♦ Talking Trash screening @City Reliquary (370 Metropolitan Ave), 6pm, $5, Throwing out the Big Apple, More Info ♫ Open Mic Night @New Women Space (188 Woodpoint Road) 7pm, $10, New Women Space’s first community open mic Buy Tix ☺ The Mess @The Brick (579 Metropolitan Avenue), 8pm, $10, part solo show, part variety show part of Brooklyn Comedy Collective, More Info ♫ Hard Pass, Mean Girls (TX), Granddad (MN), Fear Not Ourselves Alone @Brooklyn Bazaar (150 Greenpoint Ave.), 8pm, $10, RSVP ♫ Minus the Bear @ Warsaw (261 Driggs Ave), 8pm, $30, Buy TixContinue reading →
^Letters in the Dirt @The Brick (579 Metropolitan Avenue), 7pm, $20, This play places its audience face-to-face with the insightful Aiyana Jones— a seven-year-old girl fatally shot by police in 2010 during a botched raid in Detroit, now a symbol within the Movement for Black Lives. Buy Tix ♫ Full Frontal Female Fronted @Our Wicked Lady (153 Morgan Ave) 8pm, $5, Buy Tix ♫ Grand St. Stompers: 20s Jazz @Radegast (113 N 3rd St.), 9pm, FREE, Grab some German food & drink and join the quintet for dancing, listening, and hanging, More Info ☺ Freshly Baked: Cookies and Comedy @ The Knitting Factory (361 Metropolitan Avenue), 9pm, FREE, rotating lineup, surprise special guests and homemade baked goods, More Info

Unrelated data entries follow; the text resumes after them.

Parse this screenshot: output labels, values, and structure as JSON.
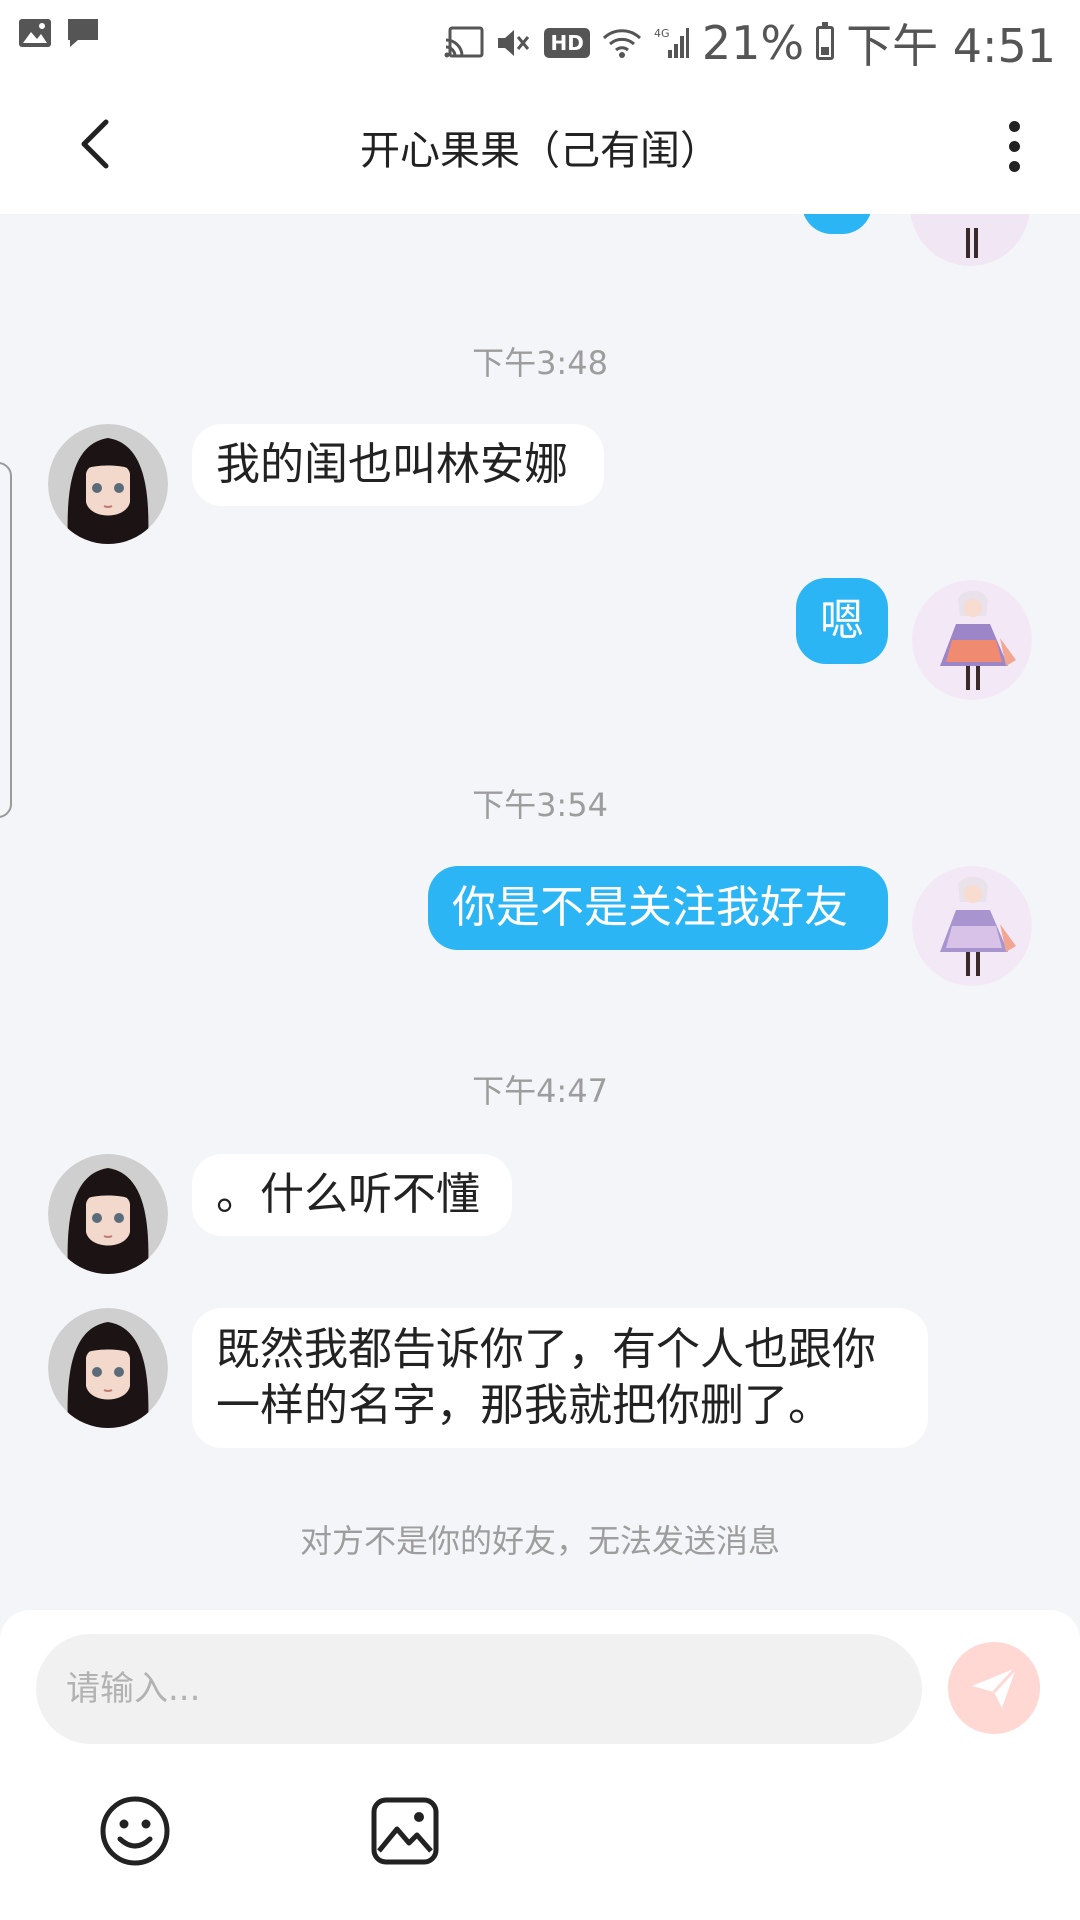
{
  "status_bar": {
    "battery_percent": "21%",
    "time": "下午 4:51",
    "network": "4G",
    "hd": "HD"
  },
  "header": {
    "title": "开心果果（己有闺）"
  },
  "messages": {
    "time_1": "下午3:48",
    "msg_1": "我的闺也叫林安娜",
    "msg_2": "嗯",
    "time_2": "下午3:54",
    "msg_3": "你是不是关注我好友",
    "time_3": "下午4:47",
    "msg_4": "。什么听不懂",
    "msg_5_line_1": "既然我都告诉你了，有个人也跟你",
    "msg_5_line_2": "一样的名字，那我就把你删了。",
    "notice": "对方不是你的好友，无法发送消息"
  },
  "input": {
    "placeholder": "请输入..."
  },
  "colors": {
    "accent": "#2bb5f5",
    "send_button": "#ffd7d3",
    "background": "#f4f5f8"
  },
  "icons": {
    "back": "back-chevron-icon",
    "more": "more-vertical-icon",
    "send": "send-icon",
    "emoji": "emoji-icon",
    "image": "image-icon"
  }
}
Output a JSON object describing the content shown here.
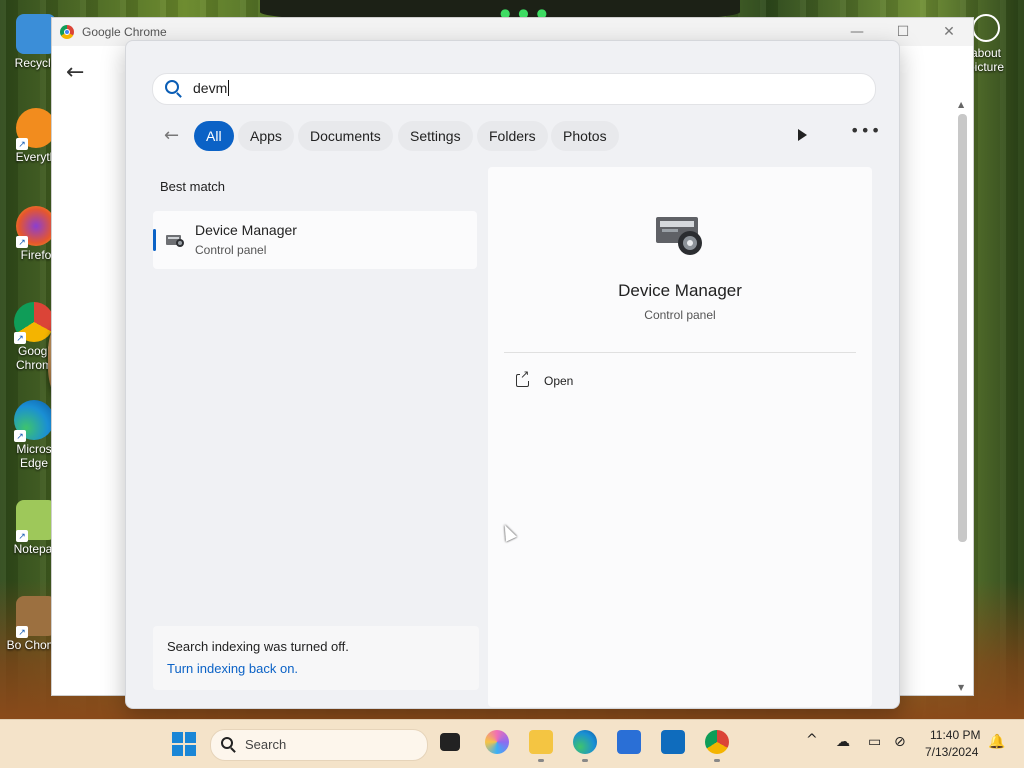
{
  "desktop": {
    "icons": [
      {
        "label": "Recycle",
        "color": "#3b8ed8"
      },
      {
        "label": "Everyth",
        "color": "#f28c1e"
      },
      {
        "label": "Firefo",
        "color": "#e5562e"
      },
      {
        "label": "Googl Chrom",
        "color": "#db4437"
      },
      {
        "label": "Micros Edge",
        "color": "#1a8fd4"
      },
      {
        "label": "Notepac",
        "color": "#9ec85a"
      },
      {
        "label": "Bo Chomik",
        "color": "#9c7040"
      }
    ],
    "right_icon_label": "about picture"
  },
  "chrome": {
    "title": "Google Chrome",
    "minimize": "—",
    "maximize": "☐",
    "close": "✕",
    "back": "←"
  },
  "search": {
    "query": "devm",
    "filters": {
      "back": "←",
      "items": [
        "All",
        "Apps",
        "Documents",
        "Settings",
        "Folders",
        "Photos"
      ],
      "active": "All"
    },
    "best_match_label": "Best match",
    "result": {
      "title": "Device Manager",
      "subtitle": "Control panel"
    },
    "notice": {
      "text": "Search indexing was turned off.",
      "link": "Turn indexing back on."
    },
    "preview": {
      "title": "Device Manager",
      "subtitle": "Control panel",
      "action_label": "Open"
    }
  },
  "taskbar": {
    "search_label": "Search",
    "time": "11:40 PM",
    "date": "7/13/2024",
    "tray_chevron": "^"
  },
  "colors": {
    "accent": "#0b62c6",
    "taskbar": "#f4e3c9"
  }
}
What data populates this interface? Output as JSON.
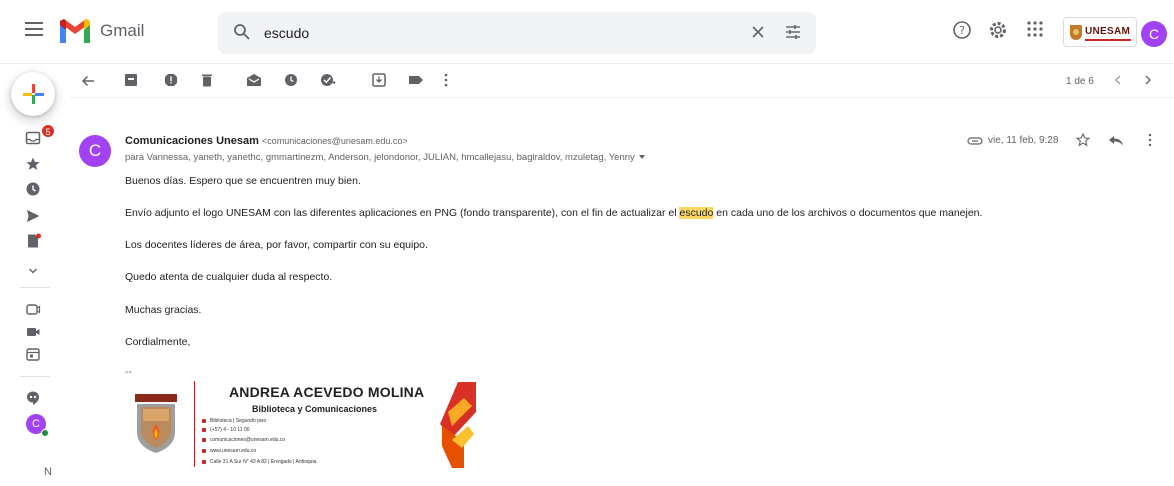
{
  "app": {
    "brand": "Gmail"
  },
  "search": {
    "query": "escudo"
  },
  "org": {
    "label": "UNESAM"
  },
  "user": {
    "initial": "C"
  },
  "rail": {
    "unread_badge": "5",
    "footer_letter": "N"
  },
  "toolbar": {
    "icons": [
      "back-icon",
      "archive-icon",
      "report-spam-icon",
      "delete-icon",
      "mark-unread-icon",
      "snooze-icon",
      "add-to-tasks-icon",
      "move-to-icon",
      "label-icon",
      "more-icon"
    ],
    "pager": "1 de 6"
  },
  "message": {
    "sender_initial": "C",
    "sender_name": "Comunicaciones Unesam",
    "sender_email": "<comunicaciones@unesam.edu.co>",
    "recipients": "para Vannessa, yaneth, yanethc, gmmartinezm, Anderson, jelondonor, JULIAN, hmcallejasu, bagiraldov, mzuletag, Yenny",
    "date": "vie, 11 feb, 9:28",
    "lines": {
      "greeting": "Buenos días. Espero que se encuentren muy bien.",
      "p2_before": "Envío adjunto el logo UNESAM con las diferentes aplicaciones en PNG (fondo transparente), con el fin de actualizar el ",
      "p2_highlight": "escudo",
      "p2_after": " en cada uno de los archivos o documentos que manejen.",
      "p3": "Los docentes líderes de área, por favor, compartir con su equipo.",
      "p4": "Quedo atenta de cualquier duda al respecto.",
      "p5": "Muchas gracias.",
      "p6": "Cordialmente,",
      "dash": "--"
    }
  },
  "signature": {
    "name": "ANDREA ACEVEDO MOLINA",
    "role": "Biblioteca y Comunicaciones",
    "rows": [
      "Biblioteca | Segundo piso",
      "(+57) 4 - 10 11 00",
      "comunicaciones@unesam.edu.co",
      "www.unesam.edu.co",
      "Calle 31 A Sur N° 43 A 82 | Envigado | Antioquia"
    ]
  },
  "colors": {
    "accent": "#a142f4",
    "highlight": "#fdd663",
    "brand_red": "#c62828"
  }
}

* Economic Development Committee Mtg — Community Board 1 @ CB1 District Office (435 Graham Avenue), 6:30pm, FREE, More Info * Cacao Ceremony & Reiki Experience @Anima Mundi Herbals (35 Noble Street), 7pm, $40, Are you ready to cultivate a deep loving sensation within your heart? Are you ready to deepen your loving relationship with yourself and others? Buy Tix # Pasta Fresca Plate! @Archestratus (160 Huron St.), 7pm, $20,Archestratus is very excited to kick off a new weekly dinner gathering! A relaxed evening of fresh, homemade pasta from a pasta-making Chef + Friend of Archie’s, RSVP ♫ Abraham Brody & Trys Keturiose: Ancestors @National Sawdust (80 N 6th St.), 7pm, $20, Buy tix ♫ PULP FICTION LIVE performed by The Last Nites @ The Knitting Factory (361 Metropolitan Avenue), 8pm, $12-15, Buy TixContinue reading →